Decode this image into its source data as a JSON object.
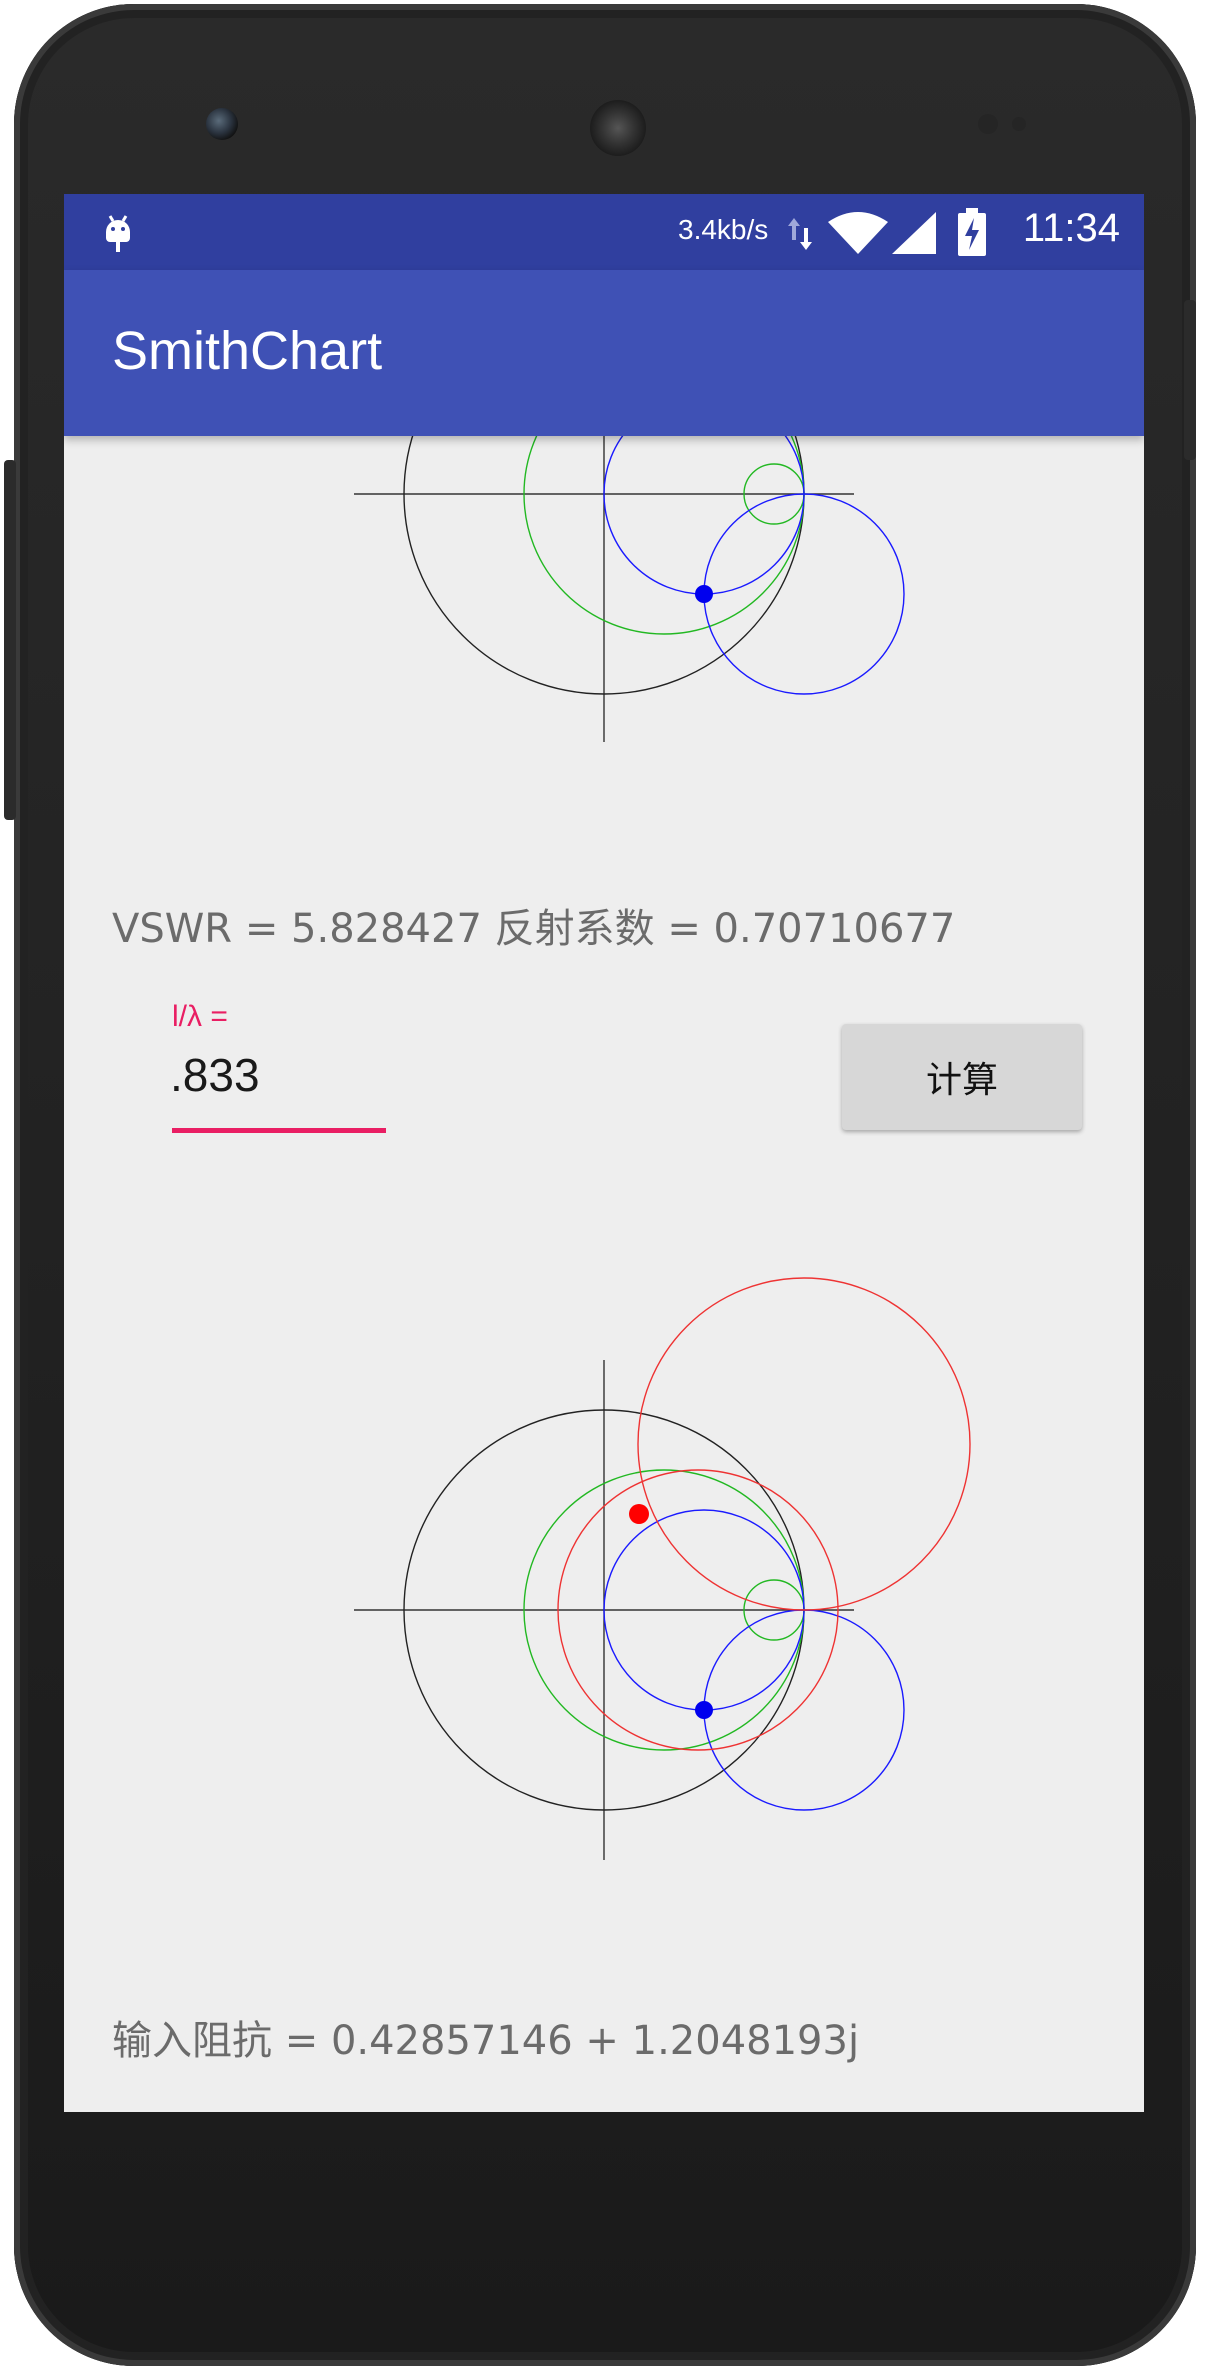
{
  "status_bar": {
    "net_speed": "3.4kb/s",
    "time": "11:34",
    "icons": [
      "android-debug-icon",
      "data-transfer-icon",
      "wifi-icon",
      "signal-icon",
      "battery-charging-icon"
    ]
  },
  "app_bar": {
    "title": "SmithChart"
  },
  "results": {
    "vswr_line": "VSWR = 5.828427   反射系数 = 0.70710677",
    "impedance_line": "输入阻抗 = 0.42857146 + 1.2048193j"
  },
  "input": {
    "label": "l/λ =",
    "value": ".833"
  },
  "button": {
    "label": "计算"
  },
  "colors": {
    "status_bar": "#303f9f",
    "app_bar": "#3f51b5",
    "accent": "#e91e63",
    "background": "#eeeeee",
    "resistance_circle": "#00c000",
    "load_circles": "#0000ff",
    "input_circles": "#ff0000",
    "unit_circle": "#000000"
  }
}
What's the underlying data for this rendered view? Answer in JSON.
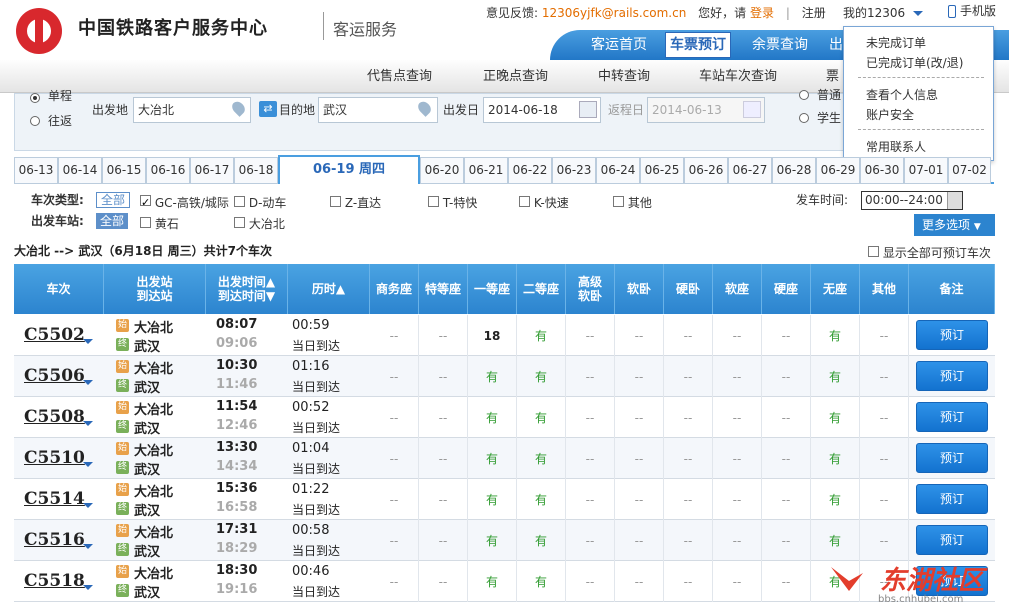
{
  "header": {
    "brand": "中国铁路客户服务中心",
    "brand2": "客运服务",
    "feedback_label": "意见反馈:",
    "feedback_email": "12306yjfk@rails.com.cn",
    "greeting": "您好，请",
    "login": "登录",
    "sep": "|",
    "register": "注册",
    "my12306": "我的12306",
    "mobile": "手机版"
  },
  "nav": {
    "items": [
      "客运首页",
      "车票预订",
      "余票查询",
      "出"
    ],
    "active": "车票预订"
  },
  "subnav": [
    "代售点查询",
    "正晚点查询",
    "中转查询",
    "车站车次查询",
    "票"
  ],
  "dropdown": {
    "items": [
      "未完成订单",
      "已完成订单(改/退)",
      "查看个人信息",
      "账户安全",
      "常用联系人"
    ]
  },
  "form": {
    "oneway": "单程",
    "roundtrip": "往返",
    "from_label": "出发地",
    "from": "大冶北",
    "swap_label": "目的地",
    "to": "武汉",
    "date_label": "出发日",
    "date": "2014-06-18",
    "return_label": "返程日",
    "return_date": "2014-06-13",
    "student": "学生",
    "adult": "普通"
  },
  "dates": [
    "06-13",
    "06-14",
    "06-15",
    "06-16",
    "06-17",
    "06-18",
    "06-19 周四",
    "06-20",
    "06-21",
    "06-22",
    "06-23",
    "06-24",
    "06-25",
    "06-26",
    "06-27",
    "06-28",
    "06-29",
    "06-30",
    "07-01",
    "07-02"
  ],
  "filters": {
    "type_label": "车次类型:",
    "all": "全部",
    "types": [
      "GC-高铁/城际",
      "D-动车",
      "Z-直达",
      "T-特快",
      "K-快速",
      "其他"
    ],
    "station_label": "出发车站:",
    "stations": [
      "黄石",
      "大冶北"
    ],
    "depart_time_label": "发车时间:",
    "depart_time": "00:00--24:00",
    "more": "更多选项"
  },
  "summary": {
    "route": "大冶北 --> 武汉（6月18日 周三）共计7个车次",
    "show_all": "显示全部可预订车次"
  },
  "table": {
    "headers": [
      "车次",
      "出发站\n到达站",
      "出发时间▲\n到达时间▼",
      "历时▲",
      "商务座",
      "特等座",
      "一等座",
      "二等座",
      "高级\n软卧",
      "软卧",
      "硬卧",
      "软座",
      "硬座",
      "无座",
      "其他",
      "备注"
    ],
    "rows": [
      {
        "no": "C5502",
        "from": "大冶北",
        "to": "武汉",
        "dep": "08:07",
        "arr": "09:06",
        "dur": "00:59",
        "arrive": "当日到达",
        "seats": [
          "--",
          "--",
          "18",
          "有",
          "--",
          "--",
          "--",
          "--",
          "--",
          "有",
          "--"
        ]
      },
      {
        "no": "C5506",
        "from": "大冶北",
        "to": "武汉",
        "dep": "10:30",
        "arr": "11:46",
        "dur": "01:16",
        "arrive": "当日到达",
        "seats": [
          "--",
          "--",
          "有",
          "有",
          "--",
          "--",
          "--",
          "--",
          "--",
          "有",
          "--"
        ]
      },
      {
        "no": "C5508",
        "from": "大冶北",
        "to": "武汉",
        "dep": "11:54",
        "arr": "12:46",
        "dur": "00:52",
        "arrive": "当日到达",
        "seats": [
          "--",
          "--",
          "有",
          "有",
          "--",
          "--",
          "--",
          "--",
          "--",
          "有",
          "--"
        ]
      },
      {
        "no": "C5510",
        "from": "大冶北",
        "to": "武汉",
        "dep": "13:30",
        "arr": "14:34",
        "dur": "01:04",
        "arrive": "当日到达",
        "seats": [
          "--",
          "--",
          "有",
          "有",
          "--",
          "--",
          "--",
          "--",
          "--",
          "有",
          "--"
        ]
      },
      {
        "no": "C5514",
        "from": "大冶北",
        "to": "武汉",
        "dep": "15:36",
        "arr": "16:58",
        "dur": "01:22",
        "arrive": "当日到达",
        "seats": [
          "--",
          "--",
          "有",
          "有",
          "--",
          "--",
          "--",
          "--",
          "--",
          "有",
          "--"
        ]
      },
      {
        "no": "C5516",
        "from": "大冶北",
        "to": "武汉",
        "dep": "17:31",
        "arr": "18:29",
        "dur": "00:58",
        "arrive": "当日到达",
        "seats": [
          "--",
          "--",
          "有",
          "有",
          "--",
          "--",
          "--",
          "--",
          "--",
          "有",
          "--"
        ]
      },
      {
        "no": "C5518",
        "from": "大冶北",
        "to": "武汉",
        "dep": "18:30",
        "arr": "19:16",
        "dur": "00:46",
        "arrive": "当日到达",
        "seats": [
          "--",
          "--",
          "有",
          "有",
          "--",
          "--",
          "--",
          "--",
          "--",
          "有",
          "--"
        ]
      }
    ],
    "book": "预订",
    "st_from": "始",
    "st_to": "终"
  },
  "watermark": {
    "text": "东湖社区",
    "url": "bbs.cnhubei.com"
  }
}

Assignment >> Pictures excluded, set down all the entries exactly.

Solution for this exercise >>
Decode this image into its source data as a JSON object.
{
  "status_bar": {
    "net_speed": "3.4kb/s",
    "time": "11:34",
    "icons": [
      "android-debug-icon",
      "data-transfer-icon",
      "wifi-icon",
      "signal-icon",
      "battery-charging-icon"
    ]
  },
  "app_bar": {
    "title": "SmithChart"
  },
  "results": {
    "vswr_line": "VSWR = 5.828427   反射系数 = 0.70710677",
    "impedance_line": "输入阻抗 = 0.42857146 + 1.2048193j"
  },
  "input": {
    "label": "l/λ =",
    "value": ".833"
  },
  "button": {
    "label": "计算"
  },
  "colors": {
    "status_bar": "#303f9f",
    "app_bar": "#3f51b5",
    "accent": "#e91e63",
    "background": "#eeeeee",
    "resistance_circle": "#00c000",
    "load_circles": "#0000ff",
    "input_circles": "#ff0000",
    "unit_circle": "#000000"
  }
}
What's the underlying data for this rendered view? Answer in JSON.
{
  "header": {
    "brand": "中国铁路客户服务中心",
    "brand2": "客运服务",
    "feedback_label": "意见反馈:",
    "feedback_email": "12306yjfk@rails.com.cn",
    "greeting": "您好，请",
    "login": "登录",
    "sep": "|",
    "register": "注册",
    "my12306": "我的12306",
    "mobile": "手机版"
  },
  "nav": {
    "items": [
      "客运首页",
      "车票预订",
      "余票查询",
      "出"
    ],
    "active": "车票预订"
  },
  "subnav": [
    "代售点查询",
    "正晚点查询",
    "中转查询",
    "车站车次查询",
    "票"
  ],
  "dropdown": {
    "items": [
      "未完成订单",
      "已完成订单(改/退)",
      "查看个人信息",
      "账户安全",
      "常用联系人"
    ]
  },
  "form": {
    "oneway": "单程",
    "roundtrip": "往返",
    "from_label": "出发地",
    "from": "大冶北",
    "swap_label": "目的地",
    "to": "武汉",
    "date_label": "出发日",
    "date": "2014-06-18",
    "return_label": "返程日",
    "return_date": "2014-06-13",
    "student": "学生",
    "adult": "普通"
  },
  "dates": [
    "06-13",
    "06-14",
    "06-15",
    "06-16",
    "06-17",
    "06-18",
    "06-19 周四",
    "06-20",
    "06-21",
    "06-22",
    "06-23",
    "06-24",
    "06-25",
    "06-26",
    "06-27",
    "06-28",
    "06-29",
    "06-30",
    "07-01",
    "07-02"
  ],
  "filters": {
    "type_label": "车次类型:",
    "all": "全部",
    "types": [
      "GC-高铁/城际",
      "D-动车",
      "Z-直达",
      "T-特快",
      "K-快速",
      "其他"
    ],
    "station_label": "出发车站:",
    "stations": [
      "黄石",
      "大冶北"
    ],
    "depart_time_label": "发车时间:",
    "depart_time": "00:00--24:00",
    "more": "更多选项"
  },
  "summary": {
    "route": "大冶北 --> 武汉（6月18日 周三）共计7个车次",
    "show_all": "显示全部可预订车次"
  },
  "table": {
    "headers": [
      "车次",
      "出发站\n到达站",
      "出发时间▲\n到达时间▼",
      "历时▲",
      "商务座",
      "特等座",
      "一等座",
      "二等座",
      "高级\n软卧",
      "软卧",
      "硬卧",
      "软座",
      "硬座",
      "无座",
      "其他",
      "备注"
    ],
    "rows": [
      {
        "no": "C5502",
        "from": "大冶北",
        "to": "武汉",
        "dep": "08:07",
        "arr": "09:06",
        "dur": "00:59",
        "arrive": "当日到达",
        "seats": [
          "--",
          "--",
          "18",
          "有",
          "--",
          "--",
          "--",
          "--",
          "--",
          "有",
          "--"
        ]
      },
      {
        "no": "C5506",
        "from": "大冶北",
        "to": "武汉",
        "dep": "10:30",
        "arr": "11:46",
        "dur": "01:16",
        "arrive": "当日到达",
        "seats": [
          "--",
          "--",
          "有",
          "有",
          "--",
          "--",
          "--",
          "--",
          "--",
          "有",
          "--"
        ]
      },
      {
        "no": "C5508",
        "from": "大冶北",
        "to": "武汉",
        "dep": "11:54",
        "arr": "12:46",
        "dur": "00:52",
        "arrive": "当日到达",
        "seats": [
          "--",
          "--",
          "有",
          "有",
          "--",
          "--",
          "--",
          "--",
          "--",
          "有",
          "--"
        ]
      },
      {
        "no": "C5510",
        "from": "大冶北",
        "to": "武汉",
        "dep": "13:30",
        "arr": "14:34",
        "dur": "01:04",
        "arrive": "当日到达",
        "seats": [
          "--",
          "--",
          "有",
          "有",
          "--",
          "--",
          "--",
          "--",
          "--",
          "有",
          "--"
        ]
      },
      {
        "no": "C5514",
        "from": "大冶北",
        "to": "武汉",
        "dep": "15:36",
        "arr": "16:58",
        "dur": "01:22",
        "arrive": "当日到达",
        "seats": [
          "--",
          "--",
          "有",
          "有",
          "--",
          "--",
          "--",
          "--",
          "--",
          "有",
          "--"
        ]
      },
      {
        "no": "C5516",
        "from": "大冶北",
        "to": "武汉",
        "dep": "17:31",
        "arr": "18:29",
        "dur": "00:58",
        "arrive": "当日到达",
        "seats": [
          "--",
          "--",
          "有",
          "有",
          "--",
          "--",
          "--",
          "--",
          "--",
          "有",
          "--"
        ]
      },
      {
        "no": "C5518",
        "from": "大冶北",
        "to": "武汉",
        "dep": "18:30",
        "arr": "19:16",
        "dur": "00:46",
        "arrive": "当日到达",
        "seats": [
          "--",
          "--",
          "有",
          "有",
          "--",
          "--",
          "--",
          "--",
          "--",
          "有",
          "--"
        ]
      }
    ],
    "book": "预订",
    "st_from": "始",
    "st_to": "终"
  },
  "watermark": {
    "text": "东湖社区",
    "url": "bbs.cnhubei.com"
  }
}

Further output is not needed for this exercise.